LABELS: EMI Classic Archive
WORKS: Works by Mozart, Paganini, Falla, Brahms, Beethoven, Bach
PERFORMER: with Mischa Elman (violin), Ernest Lush, Georges Pludermacher, Joseph Seiger (piano); Philharmonia Orchestra/ Norman Del Mar
CATALOGUE NO: DVA 4 90116 9
Nathan Milstein was primarily a lyrical violinist: in Mozart’s Adagio, K261, from 1957 he spins an elegant line over seven minutes, mirrored by the unfussy direction – a single shot which slowly travels and zooms in on his impassive face.
Ten years later, the French give him more restless camerawork in two movements from Beethoven’s Kreutzer Sonata, and Bach’s D minor Chaconne, where his phrasing makes every note count, even if some of the multiple stops are coarse. A pity that we get only a movement each from the Mozart A major and Brahms concertos – the whole DVD ends up feeling very bitty.
Giulini is better served, with 1964 recordings of the Mussorgsky/Ravel Pictures, Mozart 40 and excerpts from Falla’s Three-Cornered Hat. His gestures and facial expressions are almost operatic at times – with wild staring eyes in ‘Gnomus’, and clenched fists to emphasise the rhythms in the ‘Miller’s Dance’. In the Mozart, his long arms, coupled with his low beat, reminded me of Furtwängler more than once – and how instructive to see him beat the outer sections of the minuet in three, and the trio in one.
That’s something you could only guess from a sound recording, as are the frenetic podium contortions of Cantelli, in a short Rossini rehearsal extract from 1950. The 25-year-old Berganza is a little nervous, but has real personality and charm in Falla’s Seven Popular Spanish Songs. Four years later, she has achieved the self-confident poise (and glamour) of a mature artist, though the quality of the picture and lip-synch in the Spanish numbers is poor.

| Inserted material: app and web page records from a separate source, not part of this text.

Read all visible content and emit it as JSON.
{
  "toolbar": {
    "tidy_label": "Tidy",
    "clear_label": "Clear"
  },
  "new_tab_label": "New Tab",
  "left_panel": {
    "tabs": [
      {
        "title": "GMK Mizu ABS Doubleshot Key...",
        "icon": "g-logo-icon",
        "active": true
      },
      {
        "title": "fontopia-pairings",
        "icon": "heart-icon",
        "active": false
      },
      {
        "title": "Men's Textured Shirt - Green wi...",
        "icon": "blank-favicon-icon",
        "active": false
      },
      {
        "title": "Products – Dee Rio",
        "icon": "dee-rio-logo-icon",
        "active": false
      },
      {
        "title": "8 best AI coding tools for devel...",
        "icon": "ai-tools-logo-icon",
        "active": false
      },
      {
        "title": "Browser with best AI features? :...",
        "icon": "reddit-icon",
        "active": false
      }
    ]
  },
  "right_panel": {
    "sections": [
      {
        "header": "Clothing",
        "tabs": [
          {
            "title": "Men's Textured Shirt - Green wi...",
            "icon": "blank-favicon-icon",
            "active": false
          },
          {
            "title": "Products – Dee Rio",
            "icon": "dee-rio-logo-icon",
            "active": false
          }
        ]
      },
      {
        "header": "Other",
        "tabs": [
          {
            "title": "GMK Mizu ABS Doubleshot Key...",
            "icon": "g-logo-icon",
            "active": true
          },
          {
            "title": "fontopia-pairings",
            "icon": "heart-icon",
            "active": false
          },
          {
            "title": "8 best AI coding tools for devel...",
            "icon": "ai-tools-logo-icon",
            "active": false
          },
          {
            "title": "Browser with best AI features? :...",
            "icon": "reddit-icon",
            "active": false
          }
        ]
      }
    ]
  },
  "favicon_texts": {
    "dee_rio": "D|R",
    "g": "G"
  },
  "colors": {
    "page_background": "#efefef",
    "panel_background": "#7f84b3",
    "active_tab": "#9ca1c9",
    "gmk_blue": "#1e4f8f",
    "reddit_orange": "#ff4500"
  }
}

Even so, both there and in two of Cherubino’s arias the expressiveness of her whole face and body shines out. Three years after that, she’s much more grande dame – a fascinating visual progression. Four bonus singers – Fischer-Dieskau, Patzak, Hotter and Ludwig – are all captured around 1960 (Lieder on national television – imagine!), with Ludwig especially radiant in Strauss, and Hotter ramrod-straight in Schumann. Martin Cotton